Florida’s tourism industry will remain sluggish for up to three years, says the state’s chief economist.
Tourism in the Sunshine State will not return to pre-pandemic levels at least a year following the launch of a vaccine.
That could be at least two years from now, said Florida Chief Economist Amy Baker.
“Our belief is that tourism is going to take two to three years to recover, and it will be the longest-recovering sector that we have,” Baker told lawmakers in Tallahassee.
Baker was presenting the state’s Long Term Financial Outlook, which is used to set its state budget.
Baker’s presentation showed unemployment reached a 50-year high during the height of tourism industry lay-offs in April and tax revenue is down by at least $3.4 billion this year.
Florida tourism sank 68% during the second quarter of 2020 compared to a year earlier.

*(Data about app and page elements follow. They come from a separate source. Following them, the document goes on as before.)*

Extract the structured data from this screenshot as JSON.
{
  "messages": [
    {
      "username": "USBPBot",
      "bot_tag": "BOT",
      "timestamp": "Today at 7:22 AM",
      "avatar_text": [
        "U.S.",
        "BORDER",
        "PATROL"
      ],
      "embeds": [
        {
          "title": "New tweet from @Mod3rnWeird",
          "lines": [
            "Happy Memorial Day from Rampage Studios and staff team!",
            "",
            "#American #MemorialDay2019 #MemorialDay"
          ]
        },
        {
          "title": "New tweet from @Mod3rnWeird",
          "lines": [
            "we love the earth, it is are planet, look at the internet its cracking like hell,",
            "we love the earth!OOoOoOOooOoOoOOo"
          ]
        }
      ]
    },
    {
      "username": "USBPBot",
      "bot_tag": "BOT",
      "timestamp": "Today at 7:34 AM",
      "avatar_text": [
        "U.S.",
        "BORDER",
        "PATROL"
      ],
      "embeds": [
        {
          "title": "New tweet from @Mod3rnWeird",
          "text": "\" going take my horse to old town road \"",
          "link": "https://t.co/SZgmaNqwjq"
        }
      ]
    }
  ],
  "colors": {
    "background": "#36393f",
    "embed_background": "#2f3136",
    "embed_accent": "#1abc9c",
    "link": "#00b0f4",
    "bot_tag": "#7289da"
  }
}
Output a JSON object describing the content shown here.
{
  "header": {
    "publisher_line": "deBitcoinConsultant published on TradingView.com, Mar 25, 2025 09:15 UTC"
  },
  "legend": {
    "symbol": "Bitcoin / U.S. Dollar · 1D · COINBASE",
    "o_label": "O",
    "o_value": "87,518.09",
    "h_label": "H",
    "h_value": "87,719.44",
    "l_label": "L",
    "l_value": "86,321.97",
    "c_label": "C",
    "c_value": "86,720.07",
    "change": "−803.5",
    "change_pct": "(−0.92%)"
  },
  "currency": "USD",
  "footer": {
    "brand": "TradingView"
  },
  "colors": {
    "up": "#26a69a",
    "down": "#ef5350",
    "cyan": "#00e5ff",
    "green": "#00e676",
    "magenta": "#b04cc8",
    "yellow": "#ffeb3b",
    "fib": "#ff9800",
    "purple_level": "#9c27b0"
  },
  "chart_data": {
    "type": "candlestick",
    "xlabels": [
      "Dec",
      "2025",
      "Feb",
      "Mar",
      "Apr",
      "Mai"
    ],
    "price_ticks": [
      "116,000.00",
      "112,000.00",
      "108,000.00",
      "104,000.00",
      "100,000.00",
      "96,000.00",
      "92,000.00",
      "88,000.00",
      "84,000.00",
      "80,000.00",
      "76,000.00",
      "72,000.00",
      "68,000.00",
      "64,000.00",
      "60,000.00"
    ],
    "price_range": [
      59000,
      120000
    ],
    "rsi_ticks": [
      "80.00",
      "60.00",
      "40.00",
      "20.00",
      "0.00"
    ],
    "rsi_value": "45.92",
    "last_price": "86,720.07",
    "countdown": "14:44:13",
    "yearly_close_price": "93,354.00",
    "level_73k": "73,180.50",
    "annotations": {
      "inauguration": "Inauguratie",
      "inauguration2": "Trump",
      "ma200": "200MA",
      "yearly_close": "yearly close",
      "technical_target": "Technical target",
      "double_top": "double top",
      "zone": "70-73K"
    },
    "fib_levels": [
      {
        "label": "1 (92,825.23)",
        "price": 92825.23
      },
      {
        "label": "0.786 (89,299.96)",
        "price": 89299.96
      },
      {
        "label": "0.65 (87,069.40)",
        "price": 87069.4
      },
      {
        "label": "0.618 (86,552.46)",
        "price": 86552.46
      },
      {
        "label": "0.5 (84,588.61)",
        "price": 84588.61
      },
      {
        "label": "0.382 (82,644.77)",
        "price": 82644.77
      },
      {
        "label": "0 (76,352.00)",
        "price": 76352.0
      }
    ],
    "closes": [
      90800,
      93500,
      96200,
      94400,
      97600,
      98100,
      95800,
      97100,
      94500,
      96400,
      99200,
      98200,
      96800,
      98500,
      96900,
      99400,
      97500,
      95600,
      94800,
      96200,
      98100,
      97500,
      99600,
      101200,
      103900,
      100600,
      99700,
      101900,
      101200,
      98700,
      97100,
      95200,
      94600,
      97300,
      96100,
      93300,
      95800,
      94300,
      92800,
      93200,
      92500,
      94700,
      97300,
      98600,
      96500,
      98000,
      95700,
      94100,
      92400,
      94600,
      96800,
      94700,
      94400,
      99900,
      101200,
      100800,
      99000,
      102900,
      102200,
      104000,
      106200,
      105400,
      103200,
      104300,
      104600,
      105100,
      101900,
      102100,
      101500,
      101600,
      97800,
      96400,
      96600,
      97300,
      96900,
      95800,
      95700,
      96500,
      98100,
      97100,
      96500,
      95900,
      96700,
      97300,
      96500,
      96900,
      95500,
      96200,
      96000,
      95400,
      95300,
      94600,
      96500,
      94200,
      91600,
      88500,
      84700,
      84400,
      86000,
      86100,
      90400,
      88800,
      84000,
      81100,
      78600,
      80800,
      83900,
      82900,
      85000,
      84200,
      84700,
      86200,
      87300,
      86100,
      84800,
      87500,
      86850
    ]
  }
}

It has exposed Florida’s heavy reliance on tourism.
“We’ve always talked about tourism and the sensitivity of our economy to tourism as being an important concern and a potential downside risk if anything were to happen,” Baker said.
“With the outbreak of coronavirus, we actually did see probably the worst that we will ever see in terms of that downside risk materializing.”
Gov. Ron DeSantis has spent days traveling across the state promoting a new tourism campaign aimed at local in-state travel.